Task inputs:
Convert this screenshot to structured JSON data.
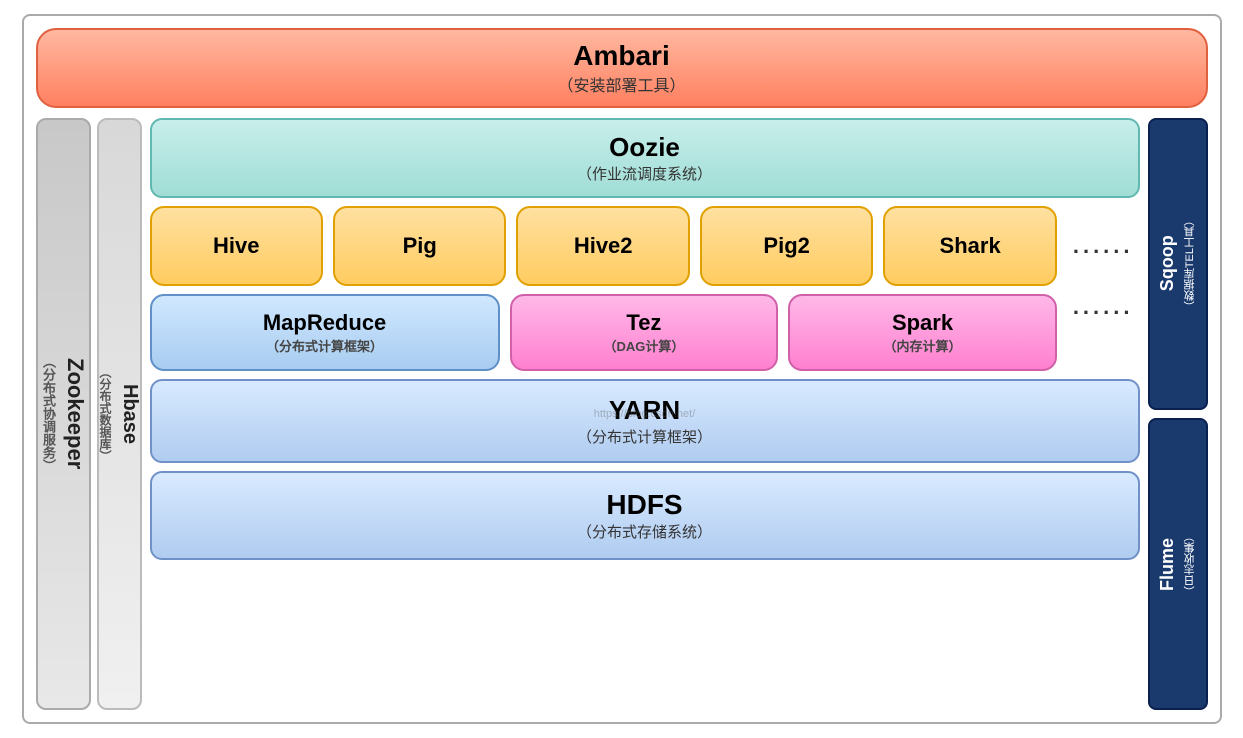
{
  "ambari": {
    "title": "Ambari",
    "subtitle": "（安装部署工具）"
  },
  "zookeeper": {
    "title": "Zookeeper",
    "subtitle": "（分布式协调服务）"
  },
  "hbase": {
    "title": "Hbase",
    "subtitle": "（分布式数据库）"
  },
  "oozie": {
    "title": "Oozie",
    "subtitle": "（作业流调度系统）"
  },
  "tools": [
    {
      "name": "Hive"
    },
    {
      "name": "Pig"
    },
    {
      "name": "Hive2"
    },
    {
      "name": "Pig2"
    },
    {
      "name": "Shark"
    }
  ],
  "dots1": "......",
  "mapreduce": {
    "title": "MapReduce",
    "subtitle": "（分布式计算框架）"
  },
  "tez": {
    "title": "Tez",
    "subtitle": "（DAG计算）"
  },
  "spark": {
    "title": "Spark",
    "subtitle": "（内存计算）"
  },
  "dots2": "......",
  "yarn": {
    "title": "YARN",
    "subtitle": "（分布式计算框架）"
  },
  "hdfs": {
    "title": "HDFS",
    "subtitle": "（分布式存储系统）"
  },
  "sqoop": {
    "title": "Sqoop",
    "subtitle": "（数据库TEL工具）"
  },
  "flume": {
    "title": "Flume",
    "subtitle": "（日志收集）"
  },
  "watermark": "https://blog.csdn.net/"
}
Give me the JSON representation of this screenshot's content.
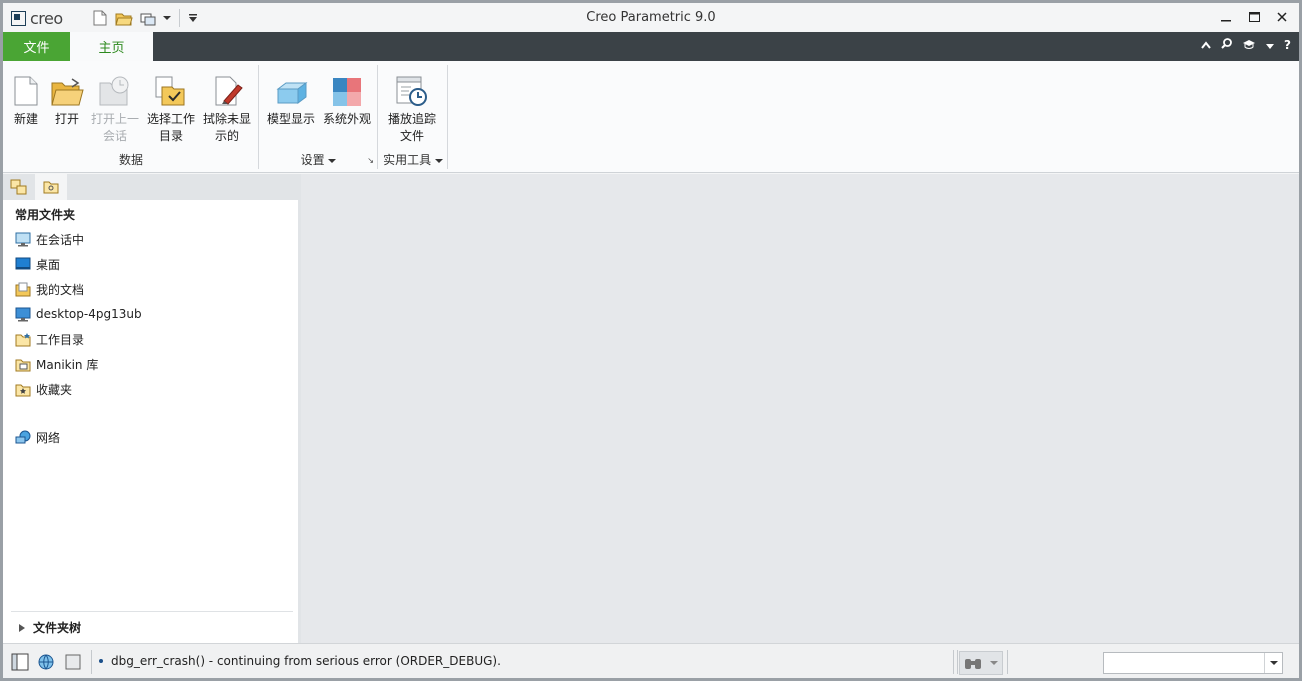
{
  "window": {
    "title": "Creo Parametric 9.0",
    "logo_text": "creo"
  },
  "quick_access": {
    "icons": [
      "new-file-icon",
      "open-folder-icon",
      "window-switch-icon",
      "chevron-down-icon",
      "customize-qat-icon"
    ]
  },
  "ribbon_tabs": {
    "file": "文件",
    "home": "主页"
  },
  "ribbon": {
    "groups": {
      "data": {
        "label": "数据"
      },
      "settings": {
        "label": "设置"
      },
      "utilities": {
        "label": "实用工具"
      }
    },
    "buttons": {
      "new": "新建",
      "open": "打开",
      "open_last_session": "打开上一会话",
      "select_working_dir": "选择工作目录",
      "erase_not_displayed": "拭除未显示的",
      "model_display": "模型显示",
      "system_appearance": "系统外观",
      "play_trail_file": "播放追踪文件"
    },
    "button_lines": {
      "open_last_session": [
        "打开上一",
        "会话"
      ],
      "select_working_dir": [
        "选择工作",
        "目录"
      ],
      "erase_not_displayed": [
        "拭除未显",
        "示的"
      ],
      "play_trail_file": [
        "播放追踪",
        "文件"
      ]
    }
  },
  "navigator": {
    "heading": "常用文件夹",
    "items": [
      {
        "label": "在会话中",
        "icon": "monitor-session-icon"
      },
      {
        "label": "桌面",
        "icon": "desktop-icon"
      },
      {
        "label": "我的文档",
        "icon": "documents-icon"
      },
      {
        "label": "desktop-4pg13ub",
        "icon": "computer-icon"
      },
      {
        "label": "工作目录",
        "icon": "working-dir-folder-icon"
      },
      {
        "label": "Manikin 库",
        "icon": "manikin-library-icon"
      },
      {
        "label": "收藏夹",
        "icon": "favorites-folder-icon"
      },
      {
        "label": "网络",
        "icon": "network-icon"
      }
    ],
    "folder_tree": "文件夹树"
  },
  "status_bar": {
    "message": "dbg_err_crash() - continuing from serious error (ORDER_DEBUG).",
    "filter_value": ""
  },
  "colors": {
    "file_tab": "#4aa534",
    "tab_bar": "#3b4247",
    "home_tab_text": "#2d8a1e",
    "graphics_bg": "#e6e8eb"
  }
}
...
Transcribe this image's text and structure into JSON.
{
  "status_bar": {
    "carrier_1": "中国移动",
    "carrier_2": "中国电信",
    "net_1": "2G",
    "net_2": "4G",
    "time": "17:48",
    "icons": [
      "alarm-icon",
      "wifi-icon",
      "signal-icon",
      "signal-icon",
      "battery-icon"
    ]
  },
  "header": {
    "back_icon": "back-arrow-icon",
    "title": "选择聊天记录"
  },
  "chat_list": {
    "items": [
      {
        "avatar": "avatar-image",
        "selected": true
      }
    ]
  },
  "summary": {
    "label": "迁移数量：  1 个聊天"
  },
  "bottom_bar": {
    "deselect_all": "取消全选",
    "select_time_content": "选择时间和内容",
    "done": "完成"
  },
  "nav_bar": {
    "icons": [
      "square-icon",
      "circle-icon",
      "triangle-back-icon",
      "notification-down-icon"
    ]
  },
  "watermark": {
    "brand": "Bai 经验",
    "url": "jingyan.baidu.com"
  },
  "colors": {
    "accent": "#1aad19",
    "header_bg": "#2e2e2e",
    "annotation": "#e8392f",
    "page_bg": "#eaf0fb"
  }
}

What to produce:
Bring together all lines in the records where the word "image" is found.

Your response:
Transcribe this image's text and structure into JSON.
        "avatar": "avatar-image",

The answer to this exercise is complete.